McKain's work led to more than just a publication. While researching the book with co-author, Bernard Allen, a history professor at West Virginia University in Parkersburg, McKain also established the Oil & Gas Museum in Parkersburg.
The Museum features a collection of artifacts, papers and documents from the oil and gas industry. It also has a replica of an old oilfield office.
The nonprofit museum is housed in a four-story building, and the first floor is already filled up with artifacts. "We're working on the second floor now," he said.
Retired petroleum geologist and AAPG member George Grow Jr. recently donated an historic oil well site at Burning Springs in Wirt County, W.Va., to the museum to help create a memorial and park recognizing Burning Springs' role as the first West Virginia oil boomtown.
The well is located about 30 miles from the museum, which is in downtown Parkersburg.
Grow, of Westfield, N.J., deeded the well site along with five acres of land adjacent to the museum.
"They're going to try to clean it out and pump a little bit of oil," Grow said. "It hasn't been active in many years."

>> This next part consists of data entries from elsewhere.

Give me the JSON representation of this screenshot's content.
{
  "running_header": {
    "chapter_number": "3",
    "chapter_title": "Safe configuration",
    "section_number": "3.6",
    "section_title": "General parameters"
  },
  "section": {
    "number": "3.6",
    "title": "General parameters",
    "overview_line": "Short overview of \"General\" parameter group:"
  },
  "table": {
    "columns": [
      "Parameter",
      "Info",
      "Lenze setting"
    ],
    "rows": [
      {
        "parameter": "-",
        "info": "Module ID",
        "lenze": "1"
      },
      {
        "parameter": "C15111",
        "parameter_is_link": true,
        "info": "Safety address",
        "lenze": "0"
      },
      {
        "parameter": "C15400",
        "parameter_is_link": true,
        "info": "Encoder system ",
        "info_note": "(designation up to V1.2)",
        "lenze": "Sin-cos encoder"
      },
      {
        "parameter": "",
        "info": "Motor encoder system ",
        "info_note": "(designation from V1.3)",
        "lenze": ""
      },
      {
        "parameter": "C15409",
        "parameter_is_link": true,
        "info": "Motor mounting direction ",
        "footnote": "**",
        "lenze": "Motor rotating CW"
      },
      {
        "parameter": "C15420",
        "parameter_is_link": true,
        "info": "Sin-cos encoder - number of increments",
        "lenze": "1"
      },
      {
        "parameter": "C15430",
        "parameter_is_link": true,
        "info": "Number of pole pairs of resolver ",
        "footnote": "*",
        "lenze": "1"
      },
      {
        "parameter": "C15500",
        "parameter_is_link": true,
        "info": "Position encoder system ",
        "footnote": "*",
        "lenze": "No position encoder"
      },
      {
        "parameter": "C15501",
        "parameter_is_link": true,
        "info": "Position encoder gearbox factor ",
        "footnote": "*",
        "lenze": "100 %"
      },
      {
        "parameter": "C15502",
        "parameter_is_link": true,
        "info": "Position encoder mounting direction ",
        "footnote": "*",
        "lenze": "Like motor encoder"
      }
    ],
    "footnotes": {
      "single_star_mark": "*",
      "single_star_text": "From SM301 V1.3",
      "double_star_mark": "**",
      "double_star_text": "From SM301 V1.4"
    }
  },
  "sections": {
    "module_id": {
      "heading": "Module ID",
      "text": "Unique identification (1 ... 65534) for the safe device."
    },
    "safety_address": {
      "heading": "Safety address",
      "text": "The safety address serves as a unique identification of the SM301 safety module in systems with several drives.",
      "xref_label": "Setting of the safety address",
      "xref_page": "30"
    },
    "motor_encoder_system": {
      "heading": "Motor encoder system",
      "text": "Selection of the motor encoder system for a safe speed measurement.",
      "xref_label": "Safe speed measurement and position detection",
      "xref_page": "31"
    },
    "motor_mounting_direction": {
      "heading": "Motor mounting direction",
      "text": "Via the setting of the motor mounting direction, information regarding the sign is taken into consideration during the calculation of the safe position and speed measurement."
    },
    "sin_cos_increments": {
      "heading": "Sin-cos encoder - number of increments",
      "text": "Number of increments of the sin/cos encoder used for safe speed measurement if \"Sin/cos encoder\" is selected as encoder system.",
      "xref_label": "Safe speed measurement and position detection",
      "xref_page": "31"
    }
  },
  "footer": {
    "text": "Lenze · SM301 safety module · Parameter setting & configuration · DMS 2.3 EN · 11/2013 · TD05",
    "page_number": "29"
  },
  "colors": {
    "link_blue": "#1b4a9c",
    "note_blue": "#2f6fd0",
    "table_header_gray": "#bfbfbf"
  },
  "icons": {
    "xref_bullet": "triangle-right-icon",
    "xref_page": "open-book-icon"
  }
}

Once it is refurbished, he said, it will be the oldest producing well in the world.